Journal of NeuroInterventional Surgery
Journal of Neurology, Neurosurgery and Psychiatry
Occupational and Environmental Medicine
Postgraduate Medical Journal
Journal of Neurology, Neurosurgery and Psychiatry
Occupational and Environmental Medicine
Postgraduate Medical Journal
Sexually Transmitted Infections
See publisher webpage for more details.
Today FHSS Prof. Jonathan Parker published an article (online first) on structural discrimination and abuse associated with COVID-19 in care homes in The Journal of Adult Protection . Whilst Dr. Preeti Mahato, Prof. Edwin van Teijlingen and FHSS Visiting Professor Padam Simkhada had a COVID-19 paper published in the Journal of Midwifery Association of Nepal (JMAN) in late-January 2021 , although an electronic copy only reached their email inbox today.
Today our chapter: Birth Systems across the World: Variations in maternity policy and services across countries was published in the renowned series of books: FIGO Continuous Textbook of Women’s Medicine . This chapter was co-authored by Prof. Edwin van Teijlingen in the Centre for Midwifery, Maternal & Perinatal Health (CMMPH) with Prof. Sirpa Wrede and Doctoral Researcher from the University of Helsinki (Finland) and Dr. from the European University at St. Petersburg (Russia). The chapter includes a set of recommendations for future practice.
Volume 1 is edited by Prof. Jane Sandall from King’s College London. Earlier this year Prof.
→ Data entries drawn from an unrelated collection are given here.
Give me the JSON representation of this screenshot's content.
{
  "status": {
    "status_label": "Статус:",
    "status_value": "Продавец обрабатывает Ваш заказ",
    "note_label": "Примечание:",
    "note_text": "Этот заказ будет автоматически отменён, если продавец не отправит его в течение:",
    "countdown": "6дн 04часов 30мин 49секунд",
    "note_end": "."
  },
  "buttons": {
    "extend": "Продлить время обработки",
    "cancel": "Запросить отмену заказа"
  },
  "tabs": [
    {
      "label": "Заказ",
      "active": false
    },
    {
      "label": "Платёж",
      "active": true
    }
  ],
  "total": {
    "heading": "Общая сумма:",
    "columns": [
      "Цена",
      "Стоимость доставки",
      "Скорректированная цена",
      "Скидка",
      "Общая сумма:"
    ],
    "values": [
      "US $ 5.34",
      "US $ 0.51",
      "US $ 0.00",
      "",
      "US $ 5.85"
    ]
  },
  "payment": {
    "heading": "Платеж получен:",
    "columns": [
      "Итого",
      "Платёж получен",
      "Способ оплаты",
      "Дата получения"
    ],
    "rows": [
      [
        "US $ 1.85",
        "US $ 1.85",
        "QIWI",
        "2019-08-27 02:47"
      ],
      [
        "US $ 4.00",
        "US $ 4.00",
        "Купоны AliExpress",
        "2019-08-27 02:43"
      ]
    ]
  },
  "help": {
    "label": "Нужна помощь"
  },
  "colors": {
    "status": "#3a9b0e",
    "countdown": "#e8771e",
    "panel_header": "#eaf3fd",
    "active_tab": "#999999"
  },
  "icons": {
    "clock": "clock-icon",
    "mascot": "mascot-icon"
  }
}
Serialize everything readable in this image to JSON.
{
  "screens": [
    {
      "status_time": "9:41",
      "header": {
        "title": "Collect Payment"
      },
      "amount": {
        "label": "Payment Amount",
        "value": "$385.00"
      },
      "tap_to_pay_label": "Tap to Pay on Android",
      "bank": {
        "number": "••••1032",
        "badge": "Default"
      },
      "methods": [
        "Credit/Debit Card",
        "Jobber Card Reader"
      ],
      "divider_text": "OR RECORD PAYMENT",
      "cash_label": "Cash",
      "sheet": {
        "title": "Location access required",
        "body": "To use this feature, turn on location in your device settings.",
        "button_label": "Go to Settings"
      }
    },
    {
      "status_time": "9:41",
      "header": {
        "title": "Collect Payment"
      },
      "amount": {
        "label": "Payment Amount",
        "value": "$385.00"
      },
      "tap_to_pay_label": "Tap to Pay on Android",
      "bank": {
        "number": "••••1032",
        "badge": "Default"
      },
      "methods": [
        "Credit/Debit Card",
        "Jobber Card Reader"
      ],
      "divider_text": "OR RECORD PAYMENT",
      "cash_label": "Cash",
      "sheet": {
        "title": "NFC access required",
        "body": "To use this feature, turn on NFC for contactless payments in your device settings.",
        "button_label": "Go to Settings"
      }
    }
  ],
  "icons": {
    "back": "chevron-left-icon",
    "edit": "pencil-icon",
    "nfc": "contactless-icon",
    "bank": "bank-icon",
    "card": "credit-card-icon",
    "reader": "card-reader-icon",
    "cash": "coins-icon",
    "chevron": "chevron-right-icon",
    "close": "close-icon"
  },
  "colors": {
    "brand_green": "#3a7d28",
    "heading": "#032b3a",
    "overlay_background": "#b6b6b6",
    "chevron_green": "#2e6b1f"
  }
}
Sandall was appointed as the first-ever head of midwifery research for England and one of her key focuses will be around ending racial health inequalities in maternity care.
Everything published on The Global Library of Women’s Medicine is available to everyone everywhere for free and there is no requirement to register in order to view it.